09-04 Contrast-to-Noise Ratio

decisive criterion for comparing the con­trast of dif­fe­rent ima­ges and dif­fe­rent MR ma­chines is the contrast-to-noise ratio. Fig­ure 09-10 explains the contrast-to-noise re­lationship.

Without noise, two neighboring tis­sues with different signal in­ten­si­ties can be easily distinguished from each other. If the level of noise is low (Figure 09-10 center), contrast-to-noise is sufficient and the tis­sues are distinguishable.

In case the noise level is high and sig­nal-to-noise is poor, it is difficult or im­pos­­si­ble to dis­tin­guish the tissues from each other (Figure 09-10 bot­tom). Even if there is suf­fi­cient contrast bet­ween two tissues, noise may ob­li­te­rate this contrast and no dis­­cri­­mi­­na­­tion will be possible.

Figure 09-10:
Contrast-to-noise. SI = signal intensity.

With the increase of field strength, T1 relaxation times increase too. This also has a ne­ga­tive im­pact on signal-to-noise, be­cause the repetition time TR has to be in­­creas­ed to ob­tain the same signal-to-noise ratio. Only when sufficient time is grant­ed for the spin system to recover after the ini­tial excitation pulse will sig­nal in­ten­si­ty be sufficient.

If we administer the next pulse after a shorter time than 5×T1, our sample will be sa­tu­rat­ed and its signal intensity will be lower (Figure 09-11). Thus, TR must be suf­fi­ci­ent­ly long to receive a strong signal. However, in general the increase in sig­nal de­riv­ing from the higher field strength compensates the T1-related signal loss.

Figure 09-11:
The longer the repetition time TR, and thus the more recovered the system will be, the stronger the signal intensity.

It is worth noting, that for any given spatial resolution and contrast the signal-to-noise ratio needs only reach a level for secure detection of a lesion.
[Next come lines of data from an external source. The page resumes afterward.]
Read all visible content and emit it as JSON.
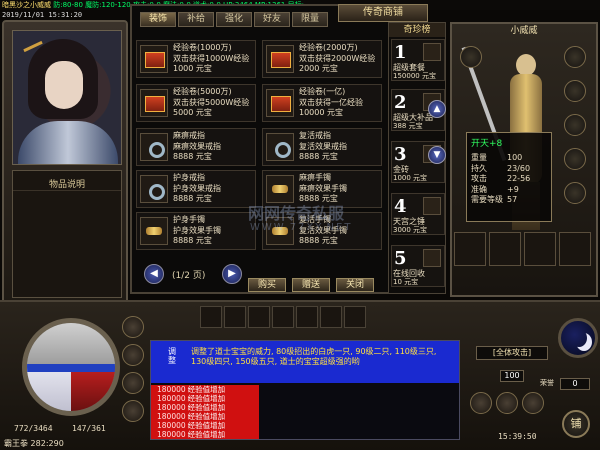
{
  "topbar": {
    "name": "暗黑沙之小威威",
    "stats": "防:80-80 魔防:120-120 攻击:0-0 魔法:0-0 道术:0-0 HP:3464 MP:1361 目标:",
    "timestamp": "2019/11/01 15:31:20"
  },
  "left_panel": {
    "desc_title": "物品说明"
  },
  "shop": {
    "tabs": [
      "装饰",
      "补给",
      "强化",
      "好友",
      "限量"
    ],
    "title": "传奇商铺",
    "items": [
      {
        "lines": [
          "经验卷(1000万)",
          "双击获得1000W经验",
          "1000 元宝"
        ],
        "icon": "scroll-icon"
      },
      {
        "lines": [
          "经验卷(2000万)",
          "双击获得2000W经验",
          "2000 元宝"
        ],
        "icon": "scroll-icon"
      },
      {
        "lines": [
          "经验卷(5000万)",
          "双击获得5000W经验",
          "5000 元宝"
        ],
        "icon": "scroll-icon"
      },
      {
        "lines": [
          "经验卷(一亿)",
          "双击获得一亿经验",
          "10000 元宝"
        ],
        "icon": "scroll-icon"
      },
      {
        "lines": [
          "麻痹戒指",
          "麻痹效果戒指",
          "8888 元宝"
        ],
        "icon": "ring-icon"
      },
      {
        "lines": [
          "复活戒指",
          "复活效果戒指",
          "8888 元宝"
        ],
        "icon": "ring-icon"
      },
      {
        "lines": [
          "护身戒指",
          "护身效果戒指",
          "8888 元宝"
        ],
        "icon": "ring-icon"
      },
      {
        "lines": [
          "麻痹手镯",
          "麻痹效果手镯",
          "8888 元宝"
        ],
        "icon": "bracelet-icon"
      },
      {
        "lines": [
          "护身手镯",
          "护身效果手镯",
          "8888 元宝"
        ],
        "icon": "bracelet-icon"
      },
      {
        "lines": [
          "复活手镯",
          "复活效果手镯",
          "8888 元宝"
        ],
        "icon": "bracelet-icon"
      }
    ],
    "page": "(1/2 页)",
    "buttons": {
      "buy": "购买",
      "gift": "赠送",
      "close": "关闭"
    }
  },
  "rare": {
    "title": "奇珍榜",
    "items": [
      {
        "num": "1",
        "name": "超级套餐",
        "price": "150000 元宝"
      },
      {
        "num": "2",
        "name": "超级大补品",
        "price": "388 元宝"
      },
      {
        "num": "3",
        "name": "金砖",
        "price": "1000 元宝"
      },
      {
        "num": "4",
        "name": "天宫之锤",
        "price": "3000 元宝"
      },
      {
        "num": "5",
        "name": "在线回收",
        "price": "10 元宝"
      }
    ]
  },
  "character": {
    "name": "小威威",
    "tooltip": {
      "title": "开天+8",
      "rows": [
        {
          "k": "重量",
          "v": "100"
        },
        {
          "k": "持久",
          "v": "23/60"
        },
        {
          "k": "攻击",
          "v": "22-56"
        },
        {
          "k": "准确",
          "v": "+9"
        },
        {
          "k": "需要等级",
          "v": "57"
        }
      ]
    }
  },
  "watermark": {
    "line1": "网网传奇私服",
    "line2": "WWW.77XY.NET"
  },
  "hud": {
    "hp": "772/3464",
    "mp": "147/361",
    "player": "霸王拳",
    "coords": "282:290",
    "hp_fraction": 0.22,
    "system_label": "调整",
    "system_msg": "调整了道士宝宝的威力, 80级招出的白虎一只, 90级二只, 110级三只, 130级四只, 150级五只, 道士的宝宝超级强的哟",
    "chat_lines": [
      {
        "val": "180000",
        "txt": "经验值增加"
      },
      {
        "val": "180000",
        "txt": "经验值增加"
      },
      {
        "val": "180000",
        "txt": "经验值增加"
      },
      {
        "val": "180000",
        "txt": "经验值增加"
      },
      {
        "val": "180000",
        "txt": "经验值增加"
      },
      {
        "val": "180000",
        "txt": "经验值增加"
      }
    ],
    "attack_mode": "[全体攻击]",
    "speed": "100",
    "honor_label": "荣誉",
    "honor_value": "0",
    "clock": "15:39:50",
    "shop_btn": "铺"
  }
}
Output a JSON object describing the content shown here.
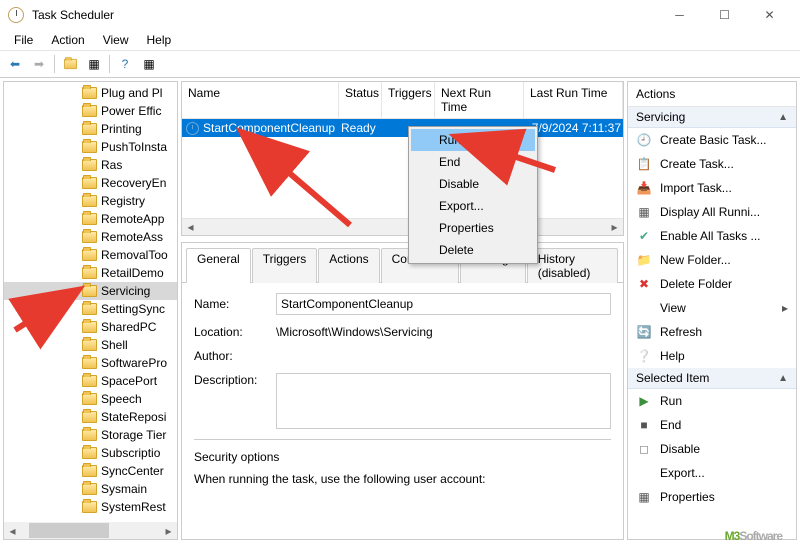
{
  "window": {
    "title": "Task Scheduler"
  },
  "menu": {
    "file": "File",
    "action": "Action",
    "view": "View",
    "help": "Help"
  },
  "tree": {
    "items": [
      "Plug and Pl",
      "Power Effic",
      "Printing",
      "PushToInsta",
      "Ras",
      "RecoveryEn",
      "Registry",
      "RemoteApp",
      "RemoteAss",
      "RemovalToo",
      "RetailDemo",
      "Servicing",
      "SettingSync",
      "SharedPC",
      "Shell",
      "SoftwarePro",
      "SpacePort",
      "Speech",
      "StateReposi",
      "Storage Tier",
      "Subscriptio",
      "SyncCenter",
      "Sysmain",
      "SystemRest"
    ],
    "selected": "Servicing"
  },
  "list": {
    "cols": {
      "name": "Name",
      "status": "Status",
      "triggers": "Triggers",
      "next": "Next Run Time",
      "last": "Last Run Time"
    },
    "row": {
      "name": "StartComponentCleanup",
      "status": "Ready",
      "triggers": "",
      "next": "",
      "last": "7/9/2024 7:11:37"
    }
  },
  "tabs": {
    "general": "General",
    "triggers": "Triggers",
    "actions": "Actions",
    "conditions": "Conditions",
    "settings": "Settings",
    "history": "History (disabled)"
  },
  "details": {
    "name_label": "Name:",
    "name": "StartComponentCleanup",
    "location_label": "Location:",
    "location": "\\Microsoft\\Windows\\Servicing",
    "author_label": "Author:",
    "author": "",
    "description_label": "Description:",
    "description": "",
    "security_hdr": "Security options",
    "security_text": "When running the task, use the following user account:"
  },
  "actions": {
    "title": "Actions",
    "group1": "Servicing",
    "items1": [
      "Create Basic Task...",
      "Create Task...",
      "Import Task...",
      "Display All Runni...",
      "Enable All Tasks ...",
      "New Folder...",
      "Delete Folder",
      "View",
      "Refresh",
      "Help"
    ],
    "group2": "Selected Item",
    "items2": [
      "Run",
      "End",
      "Disable",
      "Export...",
      "Properties"
    ]
  },
  "ctx": {
    "run": "Run",
    "end": "End",
    "disable": "Disable",
    "export": "Export...",
    "properties": "Properties",
    "delete": "Delete"
  },
  "watermark": {
    "m3": "M3",
    "rest": "Software"
  }
}
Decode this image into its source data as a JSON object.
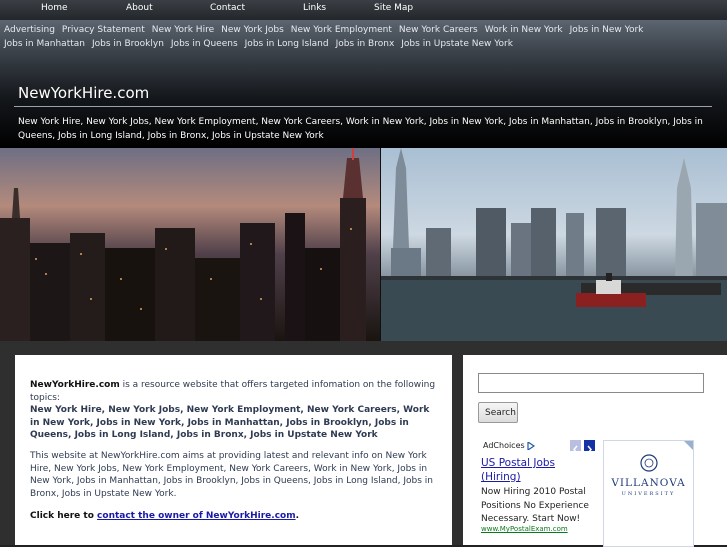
{
  "top_nav": [
    "Home",
    "About",
    "Contact",
    "Links",
    "Site Map"
  ],
  "header_links": [
    "Advertising",
    "Privacy Statement",
    "New York Hire",
    "New York Jobs",
    "New York Employment",
    "New York Careers",
    "Work in New York",
    "Jobs in New York",
    "Jobs in Manhattan",
    "Jobs in Brooklyn",
    "Jobs in Queens",
    "Jobs in Long Island",
    "Jobs in Bronx",
    "Jobs in Upstate New York"
  ],
  "site_title": "NewYorkHire.com",
  "tagline": "New York Hire, New York Jobs, New York Employment, New York Careers, Work in New York, Jobs in New York, Jobs in Manhattan, Jobs in Brooklyn, Jobs in Queens, Jobs in Long Island, Jobs in Bronx, Jobs in Upstate New York",
  "content": {
    "intro_bold": "NewYorkHire.com",
    "intro_rest": " is a resource website that offers targeted infomation on the following topics:",
    "topics": "New York Hire, New York Jobs, New York Employment, New York Careers, Work in New York, Jobs in New York, Jobs in Manhattan, Jobs in Brooklyn, Jobs in Queens, Jobs in Long Island, Jobs in Bronx, Jobs in Upstate New York",
    "aim": "This website at NewYorkHire.com aims at providing latest and relevant info on New York Hire, New York Jobs, New York Employment, New York Careers, Work in New York, Jobs in New York, Jobs in Manhattan, Jobs in Brooklyn, Jobs in Queens, Jobs in Long Island, Jobs in Bronx, Jobs in Upstate New York.",
    "click_prefix": "Click here to ",
    "contact_link": "contact the owner of NewYorkHire.com",
    "click_suffix": "."
  },
  "sidebar": {
    "search_value": "",
    "search_button": "Search"
  },
  "ad": {
    "adchoices": "AdChoices",
    "title": "US Postal Jobs (Hiring)",
    "text": "Now Hiring 2010 Postal Positions No Experience Necessary. Start Now!",
    "url": "www.MyPostalExam.com"
  },
  "ad2": {
    "logo": "VILLANOVA",
    "sub": "UNIVERSITY"
  },
  "colors": {
    "link_blue": "#1a1aa8",
    "text_navy": "#2f3b52",
    "ad_url_green": "#0b7a1e"
  }
}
Above that level, further increases in signal-to-noise make the image more pleasant but, on the other hand, 'beautiful' images do not guar­antee the accuracy of the di­ag­no­sis.

When trying to optimize imaging condi­tions, one must never forget that there are nu­me­rous in­ter­de­pen­den­cies between the different factors influencing the image and image contrast.

If we choose imaging speed as the main factor, there is a straight con­nection to the signal-to-noise ratio and spa­tial resolution. Spatial resolution is linked to con­­trast and ar­ti­fact reduction. Contrast is also related to signal-to-noise and artif­acts.

As we will discuss in the following chapter, altering one minor parameter can af­fect an entire chain of other parameters.